        And, so far, Trump is on track not to add more to the deficit than all other administrations in history combined. Unlike his predecessor.

        But please, do continue with some facts.

        • Unamused says:

          Non sequitur.

        • NBay says:

          Ok, here ya go.
          Tarmac, Benghazi, the fix was in, FISA warrant, fake dossier, witch hunt, fake news…..each conjures an entire story, just bubbling over with “facts”, does it not?

          But let not your heart be troubled.

    • NBay says:

      “Oh look”…..

      At my self-evident and all debate ending utterance.

      Must be weird to have absolute certainty…..and very restrictive, too.

  6. joe saba says:

    gotta love banksters 1st steps – extend and pretend
    china already has and now shadow lending taking it in shorts
    just $36 Trillion and growing daily – not bad for $9 T economy

  7. andy says:

    Is İşbank still a thing? What about Citibank?

    • Frederick says:

      Yes indeed Isbank is very much a thing I get my SS payment there every month

  8. Mike Earussi says:

    He’s just kicking the can down the road, but eventually he’ll run out of road. Like all politicians he thinks only in the short term. Too bad for Turkey.

    • MC01 says:

      I don’t think so: Turkish authorities know perfectly well what they are doing.
      In other times (say pre-2009) the Turkish lira would have literally collapsed by now, making servicing all those US dollar, UAE dirham, yen and especially euro denominated debts prohibitively expensive. That’s exactly what happened in Thailand back in 1997 and what a country with such insane economic policies deserve.

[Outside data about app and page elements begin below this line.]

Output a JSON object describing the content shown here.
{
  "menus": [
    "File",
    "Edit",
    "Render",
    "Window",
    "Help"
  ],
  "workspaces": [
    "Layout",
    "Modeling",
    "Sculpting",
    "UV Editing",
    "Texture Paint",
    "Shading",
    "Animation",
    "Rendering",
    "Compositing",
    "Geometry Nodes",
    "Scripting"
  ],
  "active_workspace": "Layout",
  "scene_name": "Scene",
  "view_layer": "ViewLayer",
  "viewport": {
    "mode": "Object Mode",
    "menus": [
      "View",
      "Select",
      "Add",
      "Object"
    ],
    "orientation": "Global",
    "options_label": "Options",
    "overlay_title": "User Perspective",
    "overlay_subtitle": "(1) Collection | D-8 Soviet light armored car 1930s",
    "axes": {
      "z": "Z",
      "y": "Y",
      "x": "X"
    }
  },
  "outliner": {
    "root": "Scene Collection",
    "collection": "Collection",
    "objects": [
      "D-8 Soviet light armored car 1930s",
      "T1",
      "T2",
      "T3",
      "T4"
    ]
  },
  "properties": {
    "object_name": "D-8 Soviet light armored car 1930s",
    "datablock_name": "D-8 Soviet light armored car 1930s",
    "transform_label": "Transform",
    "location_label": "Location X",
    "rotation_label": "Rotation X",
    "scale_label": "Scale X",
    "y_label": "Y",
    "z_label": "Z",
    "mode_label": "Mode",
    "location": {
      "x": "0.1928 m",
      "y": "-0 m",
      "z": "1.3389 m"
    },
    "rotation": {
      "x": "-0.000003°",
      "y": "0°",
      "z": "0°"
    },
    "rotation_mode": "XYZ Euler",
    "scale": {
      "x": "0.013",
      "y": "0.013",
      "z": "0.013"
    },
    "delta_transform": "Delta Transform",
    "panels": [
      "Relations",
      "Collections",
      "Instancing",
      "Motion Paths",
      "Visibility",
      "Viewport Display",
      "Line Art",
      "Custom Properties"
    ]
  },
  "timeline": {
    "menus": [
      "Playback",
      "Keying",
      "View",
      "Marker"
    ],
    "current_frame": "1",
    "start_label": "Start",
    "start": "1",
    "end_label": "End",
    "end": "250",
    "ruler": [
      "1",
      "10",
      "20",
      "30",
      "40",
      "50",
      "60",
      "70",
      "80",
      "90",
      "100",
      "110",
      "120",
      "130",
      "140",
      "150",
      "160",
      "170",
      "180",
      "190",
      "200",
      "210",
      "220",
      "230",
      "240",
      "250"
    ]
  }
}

      But this is 201, so Mr Erdogan and his advisers merely sat back and bet that foreign central banks would indirectly bail them out by acting like the irresponsible fools that they are. And they were right: we are effectively bailing Turkey out for no reason at all as a side effect of the policies of the ECB and the Fed. Their banks can still borrow abroad for next to nothing and lend at home with complete abandon. The Turkish lira has taken a beating but the collapse stopped.
      Western admirers of Erdogan are falling all over themselves to peddle him as some sort of economic genius while all he did was merely betting on the pathetic weakness and corruption of our central banks. Big deal.

  9. CreditGB says:

    And at the very bottom of this mountain of analysis and BS, is one factor that starts the whole thing. Lending to entities or people who are simply not qualified to repay the loan. “Lending” can be cash or goods and services on credit.

    This is all bad loans being sold off to someone else. No responsibility until a “bubble” pops to expose the entire portfolio of garbage.

    Just on more useless opinion here I guess.

Comments are closed.